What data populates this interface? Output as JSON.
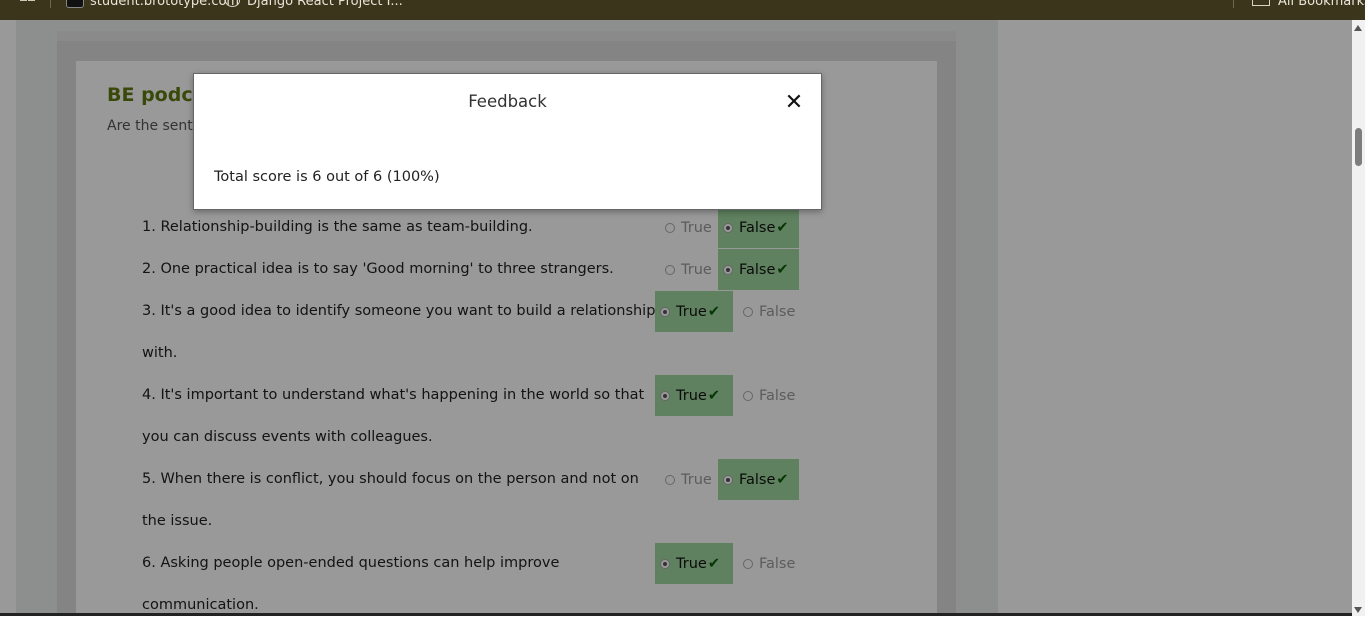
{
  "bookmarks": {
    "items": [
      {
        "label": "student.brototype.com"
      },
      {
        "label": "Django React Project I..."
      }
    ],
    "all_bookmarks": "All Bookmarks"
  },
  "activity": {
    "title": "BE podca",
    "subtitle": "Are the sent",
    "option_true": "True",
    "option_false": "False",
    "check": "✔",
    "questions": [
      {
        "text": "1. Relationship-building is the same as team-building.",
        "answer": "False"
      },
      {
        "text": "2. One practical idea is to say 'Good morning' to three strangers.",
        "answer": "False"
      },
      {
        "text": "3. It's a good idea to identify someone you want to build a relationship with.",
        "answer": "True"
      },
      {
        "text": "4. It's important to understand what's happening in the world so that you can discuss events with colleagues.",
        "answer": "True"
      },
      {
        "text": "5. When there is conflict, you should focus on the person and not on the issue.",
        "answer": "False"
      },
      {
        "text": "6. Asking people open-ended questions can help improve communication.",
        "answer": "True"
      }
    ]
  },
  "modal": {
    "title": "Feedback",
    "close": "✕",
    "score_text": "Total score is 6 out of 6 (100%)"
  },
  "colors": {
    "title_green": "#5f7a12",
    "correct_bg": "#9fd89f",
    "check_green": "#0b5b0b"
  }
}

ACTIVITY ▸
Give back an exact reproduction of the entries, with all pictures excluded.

TASK ANSWER ▸
What data populates this interface? Output as JSON.
{
  "bookmarks": {
    "items": [
      {
        "label": "student.brototype.com"
      },
      {
        "label": "Django React Project I..."
      }
    ],
    "all_bookmarks": "All Bookmarks"
  },
  "activity": {
    "title": "BE podca",
    "subtitle": "Are the sent",
    "option_true": "True",
    "option_false": "False",
    "check": "✔",
    "questions": [
      {
        "text": "1. Relationship-building is the same as team-building.",
        "answer": "False"
      },
      {
        "text": "2. One practical idea is to say 'Good morning' to three strangers.",
        "answer": "False"
      },
      {
        "text": "3. It's a good idea to identify someone you want to build a relationship with.",
        "answer": "True"
      },
      {
        "text": "4. It's important to understand what's happening in the world so that you can discuss events with colleagues.",
        "answer": "True"
      },
      {
        "text": "5. When there is conflict, you should focus on the person and not on the issue.",
        "answer": "False"
      },
      {
        "text": "6. Asking people open-ended questions can help improve communication.",
        "answer": "True"
      }
    ]
  },
  "modal": {
    "title": "Feedback",
    "close": "✕",
    "score_text": "Total score is 6 out of 6 (100%)"
  },
  "colors": {
    "title_green": "#5f7a12",
    "correct_bg": "#9fd89f",
    "check_green": "#0b5b0b"
  }
}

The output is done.